January 13 is Amber Alert Awareness Day. The Amber Alert is the single most well known law enforcement tool when a child is missing. We did a story in July 2008 on when an Amber Alert is activated in Nevada. The rules are quite stringent, and the authorities that I've spoken with are proud that they are sticklers for the tough rules. Nevada's Amber Alert system launched in 2003. Since then there have been 23 activations involving 30 children with 29 children safely recovered.
On January 13, 1996, Amber Hagerman was abducted while riding her bicycle and then brutally murdered. The AMBER (America's Missing: Broadcast Emergency Response) Alert network was created after her tragic death to provide emergency broadcast messages to the public when law enforcement determines that a child has been abducted. AMBER Alert broadcasts include information about the child and the abductor, including physical descriptions and information about the abductor's vehicle, which could lead to the child's recovery.
According to the federal Department of Justice, the Amber Alert system is about 90% successful.
Each of the 50 states has its own distinct Amber Alert plan, coordinated with bordering states, and operating under federal rules.

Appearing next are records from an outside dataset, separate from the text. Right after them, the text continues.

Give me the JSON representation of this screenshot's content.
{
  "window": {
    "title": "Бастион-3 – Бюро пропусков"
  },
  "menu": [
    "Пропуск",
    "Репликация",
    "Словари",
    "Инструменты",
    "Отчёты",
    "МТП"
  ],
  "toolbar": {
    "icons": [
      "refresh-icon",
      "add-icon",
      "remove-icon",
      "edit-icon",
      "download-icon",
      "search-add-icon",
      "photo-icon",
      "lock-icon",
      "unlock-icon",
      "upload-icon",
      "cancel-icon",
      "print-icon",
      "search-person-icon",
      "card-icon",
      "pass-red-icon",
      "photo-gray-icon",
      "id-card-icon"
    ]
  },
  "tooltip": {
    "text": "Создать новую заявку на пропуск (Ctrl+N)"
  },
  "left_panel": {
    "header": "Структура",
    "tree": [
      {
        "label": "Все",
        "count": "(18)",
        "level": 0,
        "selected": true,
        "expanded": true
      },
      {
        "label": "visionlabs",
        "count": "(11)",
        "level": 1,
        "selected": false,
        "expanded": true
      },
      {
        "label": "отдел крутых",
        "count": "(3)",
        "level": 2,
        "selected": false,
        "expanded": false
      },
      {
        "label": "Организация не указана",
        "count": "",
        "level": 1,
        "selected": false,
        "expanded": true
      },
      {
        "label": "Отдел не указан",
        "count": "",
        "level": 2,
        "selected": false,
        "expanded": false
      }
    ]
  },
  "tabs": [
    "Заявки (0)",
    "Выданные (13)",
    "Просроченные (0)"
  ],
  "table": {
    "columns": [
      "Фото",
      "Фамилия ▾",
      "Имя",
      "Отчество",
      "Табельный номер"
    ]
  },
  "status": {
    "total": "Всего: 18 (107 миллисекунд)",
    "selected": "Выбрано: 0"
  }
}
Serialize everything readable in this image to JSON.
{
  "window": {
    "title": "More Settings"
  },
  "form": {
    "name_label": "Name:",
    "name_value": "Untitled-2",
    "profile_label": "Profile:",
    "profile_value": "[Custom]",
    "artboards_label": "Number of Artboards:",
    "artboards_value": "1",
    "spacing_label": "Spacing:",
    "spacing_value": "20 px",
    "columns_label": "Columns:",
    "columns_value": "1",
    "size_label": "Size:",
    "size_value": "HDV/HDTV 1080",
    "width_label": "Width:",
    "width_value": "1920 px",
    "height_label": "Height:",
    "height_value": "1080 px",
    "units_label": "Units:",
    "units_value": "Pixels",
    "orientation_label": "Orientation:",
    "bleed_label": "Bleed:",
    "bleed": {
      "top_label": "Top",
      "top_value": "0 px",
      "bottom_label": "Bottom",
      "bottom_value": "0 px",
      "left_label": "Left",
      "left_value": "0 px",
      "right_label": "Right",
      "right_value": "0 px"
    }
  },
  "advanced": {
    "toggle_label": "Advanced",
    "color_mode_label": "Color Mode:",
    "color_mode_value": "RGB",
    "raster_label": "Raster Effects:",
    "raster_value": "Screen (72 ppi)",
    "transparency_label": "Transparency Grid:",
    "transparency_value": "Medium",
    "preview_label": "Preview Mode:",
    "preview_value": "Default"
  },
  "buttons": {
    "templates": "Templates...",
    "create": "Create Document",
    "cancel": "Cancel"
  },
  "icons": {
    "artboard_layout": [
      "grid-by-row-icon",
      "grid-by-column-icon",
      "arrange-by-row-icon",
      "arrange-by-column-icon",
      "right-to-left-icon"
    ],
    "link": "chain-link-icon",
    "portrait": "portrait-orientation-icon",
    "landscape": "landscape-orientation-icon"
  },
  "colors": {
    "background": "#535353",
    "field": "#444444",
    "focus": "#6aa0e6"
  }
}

Today I learned something new: the DOJ also operates the National Missing and Unidentified Person System, NamUs. It has two distinct but connected missions: finding the missing and identifying remains.